EMBRACE THE POSITIVE, STEVE!! Erm…that’s a nice synth sound when Lytton and Griffin meet Stracken and the other one. There are some nice model shots. The cybercontrol centre on Telos looks ace. Err…
The Cybermen leave The Doctor – their uber-resourceful arch-enemy- in a cell with a load of explosive materials. A load of explosive materials that only need to be heated to 10 degrees over zero before they combust.
THIS IS WHY PEOPLE THINK YOU ARE A BIT RUBBISH, CYBERMEN!
Mind you, brutally crushing Lytton’s hands is a bit more like it. Blimey, that’s a lot of blood. And at tea-time! I suppose it was the 80’s. The effect is punctured somewhat by the farty synth trumpet version of Lytton’s theme that soundtracks this scene. “Wah-wah-wah-waaaaah!” it goes, sounding like it’s been composed by a Timmy Mallett impersonator sat at his first keyboard, pulling a comedy sadface before moving on to something more serious. “Cybermen have one weakness,” says The Doctor. “They’ll react to the distress of their own kind.” Something something “what about gold?” something something etc. Then a Cryon is executed and we’re into a full-on massacre. Hmm. Oh, and then some other guys are killed as well. Some other guys with a plot that never intersects with the main plot, so I’m left wondering what the point of them was beyond adding to the body count. Is anyone still alive? WAS there any point to them? I kind of drifted off a bit. Did I miss something important? No? Jolly good.
I refocus.
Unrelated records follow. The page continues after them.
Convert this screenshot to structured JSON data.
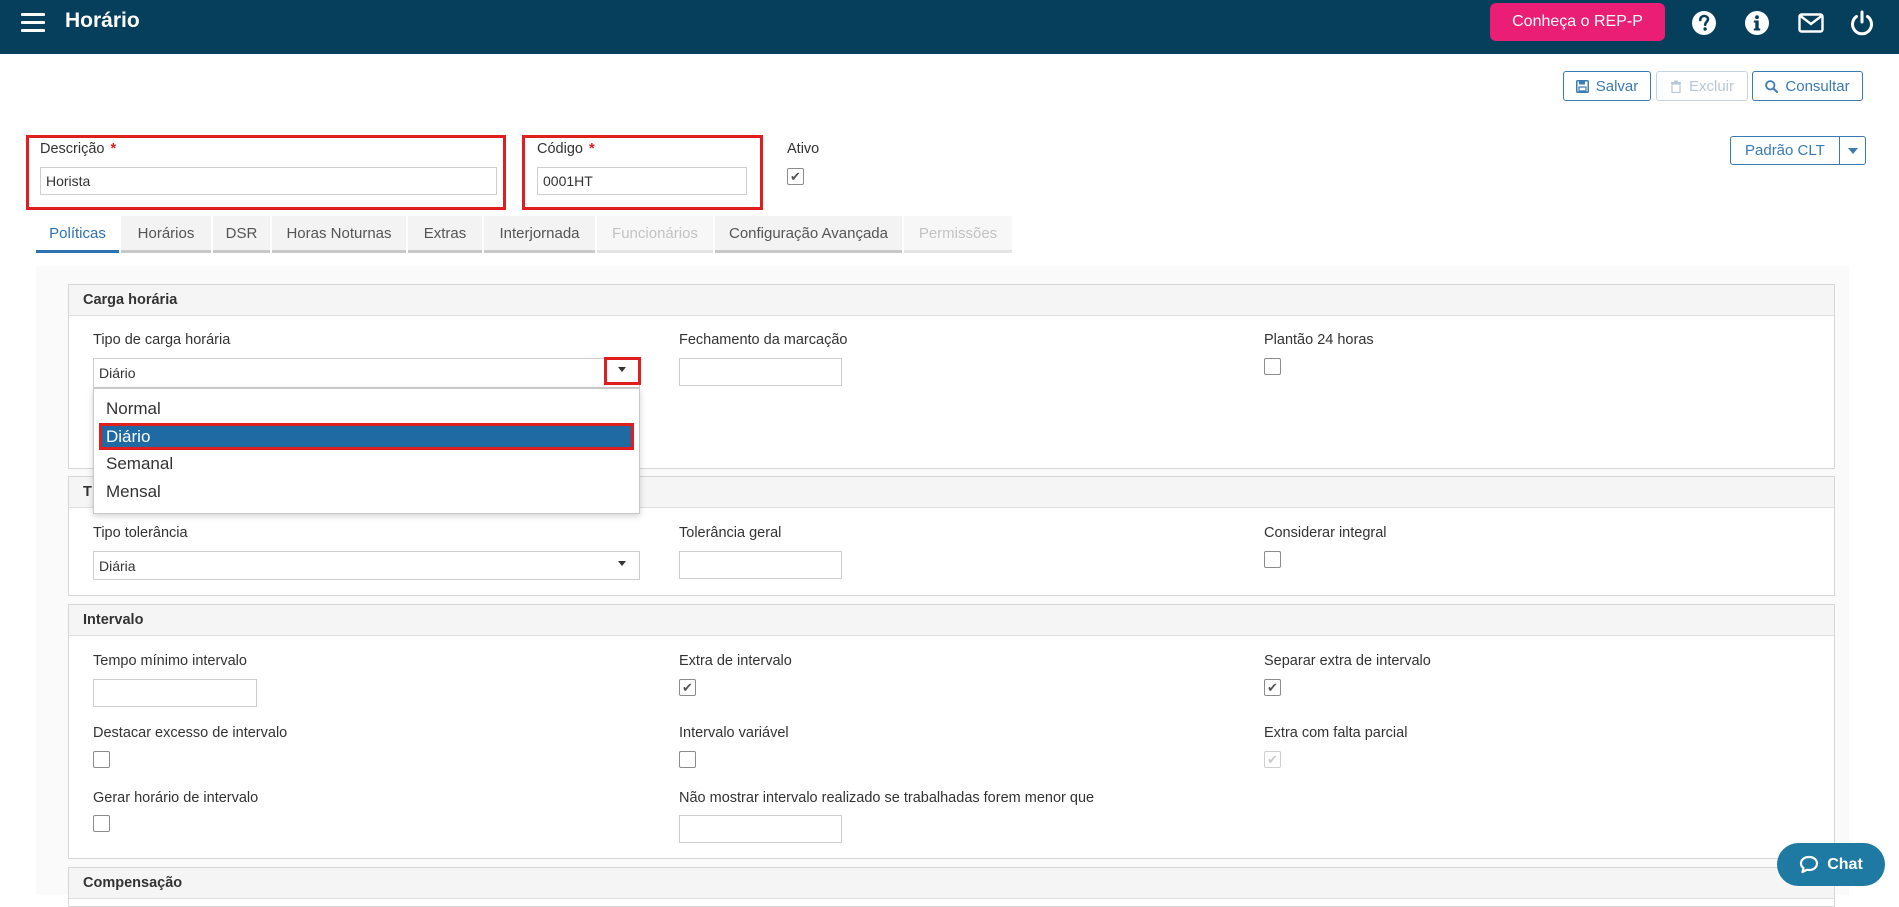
{
  "header": {
    "title": "Horário",
    "rep_button": "Conheça o REP-P",
    "icons": [
      "help-icon",
      "info-icon",
      "mail-icon",
      "power-icon"
    ]
  },
  "toolbar": {
    "save": "Salvar",
    "delete": "Excluir",
    "query": "Consultar"
  },
  "form": {
    "descricao_label": "Descrição",
    "descricao_value": "Horista",
    "codigo_label": "Código",
    "codigo_value": "0001HT",
    "required_mark": "*",
    "ativo_label": "Ativo",
    "ativo_checked": true,
    "padrao_label": "Padrão CLT"
  },
  "tabs": [
    {
      "label": "Políticas",
      "state": "active"
    },
    {
      "label": "Horários",
      "state": "normal"
    },
    {
      "label": "DSR",
      "state": "normal"
    },
    {
      "label": "Horas Noturnas",
      "state": "normal"
    },
    {
      "label": "Extras",
      "state": "normal"
    },
    {
      "label": "Interjornada",
      "state": "normal"
    },
    {
      "label": "Funcionários",
      "state": "disabled"
    },
    {
      "label": "Configuração Avançada",
      "state": "normal"
    },
    {
      "label": "Permissões",
      "state": "disabled"
    }
  ],
  "carga": {
    "title": "Carga horária",
    "tipo_label": "Tipo de carga horária",
    "tipo_value": "Diário",
    "fechamento_label": "Fechamento da marcação",
    "fechamento_value": "",
    "plantao_label": "Plantão 24 horas",
    "options": [
      "Normal",
      "Diário",
      "Semanal",
      "Mensal"
    ],
    "selected_option": "Diário"
  },
  "tolerancia": {
    "title_visible_fragment": "T",
    "tipo_label": "Tipo tolerância",
    "tipo_value": "Diária",
    "geral_label": "Tolerância geral",
    "integral_label": "Considerar integral"
  },
  "intervalo": {
    "title": "Intervalo",
    "tempo_minimo_label": "Tempo mínimo intervalo",
    "extra_label": "Extra de intervalo",
    "separar_label": "Separar extra de intervalo",
    "destacar_label": "Destacar excesso de intervalo",
    "variavel_label": "Intervalo variável",
    "falta_parcial_label": "Extra com falta parcial",
    "gerar_label": "Gerar horário de intervalo",
    "nao_mostrar_label": "Não mostrar intervalo realizado se trabalhadas forem menor que"
  },
  "compensacao": {
    "title": "Compensação"
  },
  "chat": {
    "label": "Chat"
  },
  "colors": {
    "topbar": "#053f5c",
    "accent_pink": "#ea1e74",
    "link_blue": "#3a7bb3",
    "selection_blue": "#1f6aa3",
    "highlight_red": "#e01e1e"
  }
}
The Doctor contemplates how he has misjudged Lytton. Lytton the mercenary WHO KILLED A FUCKLOAD OF PEOPLE AND WORKED WITH THE DALEKS! And then The Doctor whirls around Cybercontrol shooting the shit out of some Cybermen and I start wondering how that ‘man who never would’ line in “The Doctor’s Daughter” got past the script editor. Lytton has died somewhere along the line too. Oh well. The Doctor and Peri do a runner and then those explosives are making the Cybermen go bang-bang. I assume some Cryons probably survived that story, but every other bugger is ding dang dead.
“Didn’t go very well, did it?” says The Doctor to Peri at the end, breaking the fourth wall to sum up the whole debacle quite nicely.
Oh hang on, that bit ISN’T metafictional?
So this MIGHT have been written by Paula Moore, it MIGHT have been written by Eric Saward and it MIGHT have been written by Ian Levine. If Ian Levine did write this, then I’d say it’s better than Doctor In Distress but not as good as Take That & Party. So that’d imply a strong 5/10. But it’s total cyberbobbins. I really did try and embrace the positive, honestly, I did. BUT I CAN’T. 2/10.
Written and edited by Steve Horry